> _Items from an interface collection_:

- - -

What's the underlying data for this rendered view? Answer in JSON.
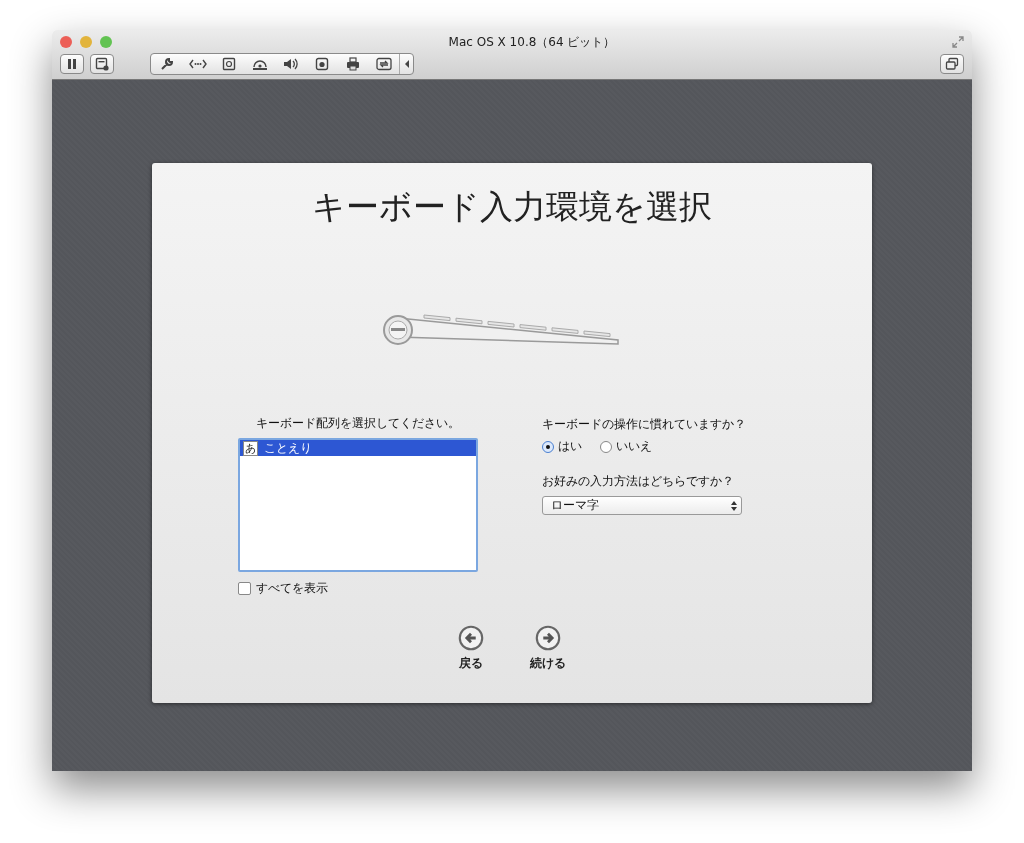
{
  "window": {
    "title": "Mac OS X 10.8（64 ビット）"
  },
  "panel": {
    "title": "キーボード入力環境を選択",
    "layout_list": {
      "label": "キーボード配列を選択してください。",
      "items": [
        {
          "badge": "あ",
          "label": "ことえり",
          "selected": true
        }
      ]
    },
    "show_all": {
      "label": "すべてを表示",
      "checked": false
    },
    "experience": {
      "question": "キーボードの操作に慣れていますか？",
      "options": [
        {
          "label": "はい",
          "selected": true
        },
        {
          "label": "いいえ",
          "selected": false
        }
      ]
    },
    "input_method": {
      "question": "お好みの入力方法はどちらですか？",
      "value": "ローマ字"
    },
    "nav": [
      {
        "kind": "back",
        "label": "戻る"
      },
      {
        "kind": "forward",
        "label": "続ける"
      }
    ]
  }
}
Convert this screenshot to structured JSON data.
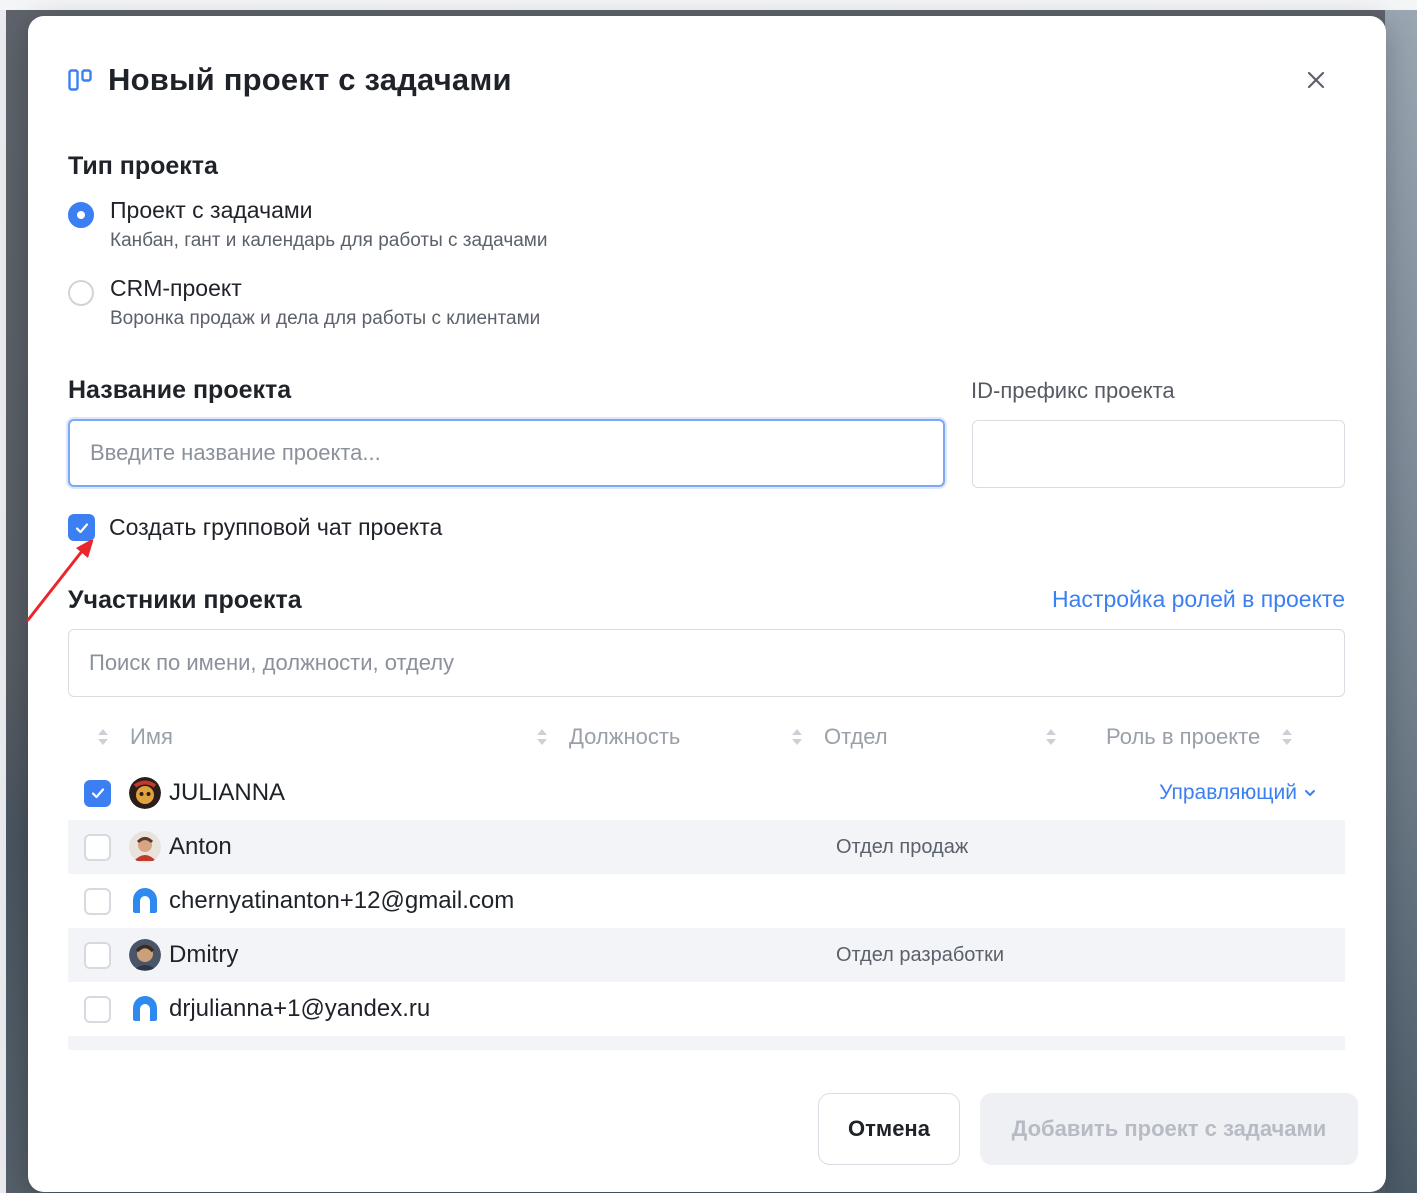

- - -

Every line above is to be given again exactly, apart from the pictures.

> _WRITTEN RESPONSE_:
What's the underlying data for this rendered view? Answer in JSON.
{
  "window": {
    "title": "Mac OS X 10.8（64 ビット）"
  },
  "panel": {
    "title": "キーボード入力環境を選択",
    "layout_list": {
      "label": "キーボード配列を選択してください。",
      "items": [
        {
          "badge": "あ",
          "label": "ことえり",
          "selected": true
        }
      ]
    },
    "show_all": {
      "label": "すべてを表示",
      "checked": false
    },
    "experience": {
      "question": "キーボードの操作に慣れていますか？",
      "options": [
        {
          "label": "はい",
          "selected": true
        },
        {
          "label": "いいえ",
          "selected": false
        }
      ]
    },
    "input_method": {
      "question": "お好みの入力方法はどちらですか？",
      "value": "ローマ字"
    },
    "nav": [
      {
        "kind": "back",
        "label": "戻る"
      },
      {
        "kind": "forward",
        "label": "続ける"
      }
    ]
  }
}
Convert this screenshot to structured JSON data.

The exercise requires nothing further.